Saturday, 27 May 2017
The Fall of Constantinople
The Fall of Constantinople to the Ottoman Empire took place on 29 May 1453 after a 53-day siege. The Ottomans were commanded by the then 21-year-old Sultan Mehmet II (who became known as the Conqueror), the seventh sultan of the Ottoman Empire. The defenders had been lead by the last Byzantine Emperor, Constantine XI Palaiologos.
The capture of Constantinople effectively marked the end of the near 1,500 year Roman Empire and dealt a massive blow to Christendom, as the Muslim Ottoman armies thereafter were left unchecked to advance into Europe without an adversary to their rear. After the conquest, Sultan Mehmet II transferred the capital of the Ottoman Empire from Edirne to Constantinople.
The conquest of Constantinople and the end of the Byzantine Empire was perhaps the key event in the Late Middle Ages and marks for some historians the end of the Middle Ages.
Having taken the Byzantine capital, Mehmet turned his attention to picking off the last small remnant kingdoms of the Empire. The Morea fell in 1460 and the Empire of Trebizond in 1461. Mehmet continued his conquests, invading Wallachia in 142 and Bosnia in 1463.

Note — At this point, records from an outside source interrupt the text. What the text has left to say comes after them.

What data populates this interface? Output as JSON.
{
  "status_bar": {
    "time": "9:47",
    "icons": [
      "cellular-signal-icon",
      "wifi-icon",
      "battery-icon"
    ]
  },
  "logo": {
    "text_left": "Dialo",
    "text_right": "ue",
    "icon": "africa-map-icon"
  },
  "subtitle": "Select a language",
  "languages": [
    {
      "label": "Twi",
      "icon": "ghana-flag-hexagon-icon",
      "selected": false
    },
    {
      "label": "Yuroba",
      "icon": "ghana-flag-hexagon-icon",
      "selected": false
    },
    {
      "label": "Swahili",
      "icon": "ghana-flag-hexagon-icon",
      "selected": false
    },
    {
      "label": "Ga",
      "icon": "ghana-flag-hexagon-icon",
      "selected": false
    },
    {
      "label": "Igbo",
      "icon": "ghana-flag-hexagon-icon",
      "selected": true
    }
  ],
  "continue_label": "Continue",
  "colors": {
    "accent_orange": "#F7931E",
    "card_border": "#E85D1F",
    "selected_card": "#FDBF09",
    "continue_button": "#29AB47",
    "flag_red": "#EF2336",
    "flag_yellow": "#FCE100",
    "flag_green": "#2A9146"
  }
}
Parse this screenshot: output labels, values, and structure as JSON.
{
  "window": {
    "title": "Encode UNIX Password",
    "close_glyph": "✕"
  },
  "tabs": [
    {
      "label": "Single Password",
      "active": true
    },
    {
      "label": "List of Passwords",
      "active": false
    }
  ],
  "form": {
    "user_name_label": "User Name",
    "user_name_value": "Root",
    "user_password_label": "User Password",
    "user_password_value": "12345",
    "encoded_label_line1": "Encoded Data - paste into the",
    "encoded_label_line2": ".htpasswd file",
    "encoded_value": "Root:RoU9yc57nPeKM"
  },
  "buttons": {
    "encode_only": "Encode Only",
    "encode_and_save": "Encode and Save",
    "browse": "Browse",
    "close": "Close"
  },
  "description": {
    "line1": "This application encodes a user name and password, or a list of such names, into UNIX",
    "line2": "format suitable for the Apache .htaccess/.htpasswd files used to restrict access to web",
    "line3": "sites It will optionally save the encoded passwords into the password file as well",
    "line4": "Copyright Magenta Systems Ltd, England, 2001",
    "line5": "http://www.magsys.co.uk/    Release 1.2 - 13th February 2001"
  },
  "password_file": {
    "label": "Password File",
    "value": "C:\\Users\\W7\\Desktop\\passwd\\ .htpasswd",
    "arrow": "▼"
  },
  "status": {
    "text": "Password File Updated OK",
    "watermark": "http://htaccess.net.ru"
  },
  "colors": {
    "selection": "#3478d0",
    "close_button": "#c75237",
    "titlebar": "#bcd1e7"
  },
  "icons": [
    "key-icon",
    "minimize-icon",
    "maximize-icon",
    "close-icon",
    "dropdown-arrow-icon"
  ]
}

Prior to the fall, the maritime republics of Genoa and Venice had maintained an uneasy policy of trade and sometimes co-operation with the Ottoman state. Whilst a Genoese general, Giovani Giustiniani, commanded the defenses along the Land Wall of Constantinople during the siege, Genoa remained officially neutral - and used its concessionary territory of Galata (Pera) across the Golden Horn to sell arms and equipment to both sides during the siege. Venice also made no official contribution to the defense of Constainople - a rescue fleet was belatedly dispatched but far too late. However the sizable Venetian community within Constantinople, led by their bailio, fought alongside their old Genoese rivals both at the wall and as a patchwork flotilla of ships defending the Golden Horne.
After the fall, Venice's policy began to change and La Serenissima began preparations for the inevitable military confrontation with the Ottoman empire. War was officially begun in 1463 and lasted until 1479, a conflict which became known as The Long War.